> AIM OF THE EXERCISE
Look through the records and copy each line with the string "this" in it.

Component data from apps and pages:
★ ★ ★ ★

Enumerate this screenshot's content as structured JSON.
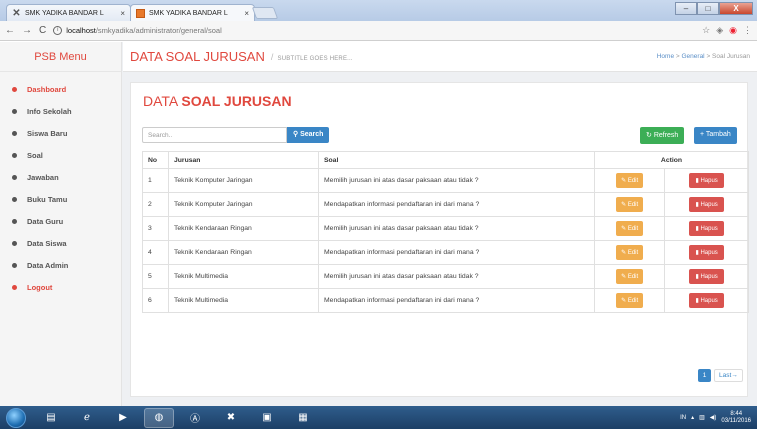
{
  "browser": {
    "tabs": [
      {
        "title": "SMK YADIKA BANDAR L",
        "close": "×"
      },
      {
        "title": "SMK YADIKA BANDAR L",
        "close": "×"
      }
    ],
    "url_host": "localhost",
    "url_path": "/smkyadika/administrator/general/soal",
    "nav": {
      "back": "←",
      "forward": "→",
      "reload": "C"
    },
    "window_controls": {
      "minimize": "–",
      "maximize": "□",
      "close": "X"
    }
  },
  "sidebar": {
    "brand": "PSB Menu",
    "items": [
      {
        "label": "Dashboard",
        "active": true
      },
      {
        "label": "Info Sekolah"
      },
      {
        "label": "Siswa Baru"
      },
      {
        "label": "Soal"
      },
      {
        "label": "Jawaban"
      },
      {
        "label": "Buku Tamu"
      },
      {
        "label": "Data Guru"
      },
      {
        "label": "Data Siswa"
      },
      {
        "label": "Data Admin"
      },
      {
        "label": "Logout",
        "active": true
      }
    ]
  },
  "header": {
    "title": "DATA SOAL JURUSAN",
    "subtitle": "SUBTITLE GOES HERE...",
    "breadcrumb": {
      "home": "Home",
      "sep1": ">",
      "section": "General",
      "sep2": ">",
      "current": "Soal Jurusan"
    }
  },
  "card": {
    "title_prefix": "DATA",
    "title_bold": "SOAL JURUSAN",
    "search_placeholder": "Search..",
    "search_button": "Search",
    "refresh_button": "Refresh",
    "add_button": "Tambah"
  },
  "table": {
    "headers": {
      "no": "No",
      "jurusan": "Jurusan",
      "soal": "Soal",
      "action": "Action"
    },
    "rows": [
      {
        "no": "1",
        "jurusan": "Teknik Komputer Jaringan",
        "soal": "Memilih jurusan ini atas dasar paksaan atau tidak ?",
        "edit": "Edit",
        "hapus": "Hapus"
      },
      {
        "no": "2",
        "jurusan": "Teknik Komputer Jaringan",
        "soal": "Mendapatkan informasi pendaftaran ini dari mana ?",
        "edit": "Edit",
        "hapus": "Hapus"
      },
      {
        "no": "3",
        "jurusan": "Teknik Kendaraan Ringan",
        "soal": "Memilih jurusan ini atas dasar paksaan atau tidak ?",
        "edit": "Edit",
        "hapus": "Hapus"
      },
      {
        "no": "4",
        "jurusan": "Teknik Kendaraan Ringan",
        "soal": "Mendapatkan informasi pendaftaran ini dari mana ?",
        "edit": "Edit",
        "hapus": "Hapus"
      },
      {
        "no": "5",
        "jurusan": "Teknik Multimedia",
        "soal": "Memilih jurusan ini atas dasar paksaan atau tidak ?",
        "edit": "Edit",
        "hapus": "Hapus"
      },
      {
        "no": "6",
        "jurusan": "Teknik Multimedia",
        "soal": "Mendapatkan informasi pendaftaran ini dari mana ?",
        "edit": "Edit",
        "hapus": "Hapus"
      }
    ]
  },
  "pagination": {
    "current": "1",
    "last": "Last"
  },
  "taskbar": {
    "lang": "IN",
    "time": "8:44",
    "date": "03/11/2016"
  },
  "colors": {
    "accent": "#e0483e",
    "primary": "#3a86c6",
    "success": "#3cae56",
    "warning": "#f0ad4e",
    "danger": "#d9534f"
  }
}
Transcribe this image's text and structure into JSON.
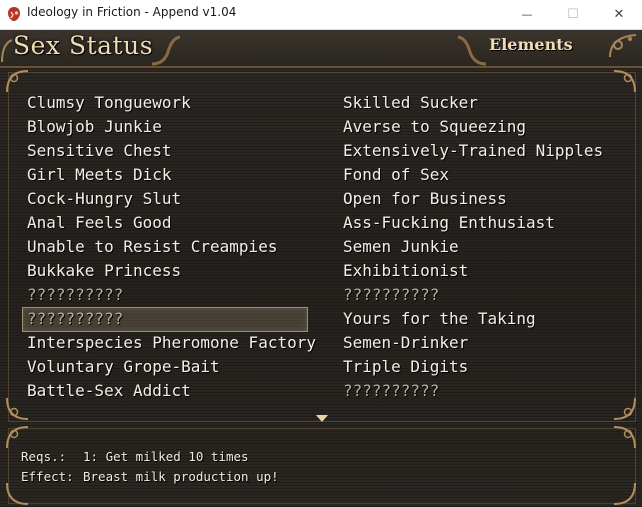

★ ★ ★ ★

> RESPONSE TO THE TASK
Enumerate this screenshot's content as structured JSON.
Transcribe this image's text and structure into JSON.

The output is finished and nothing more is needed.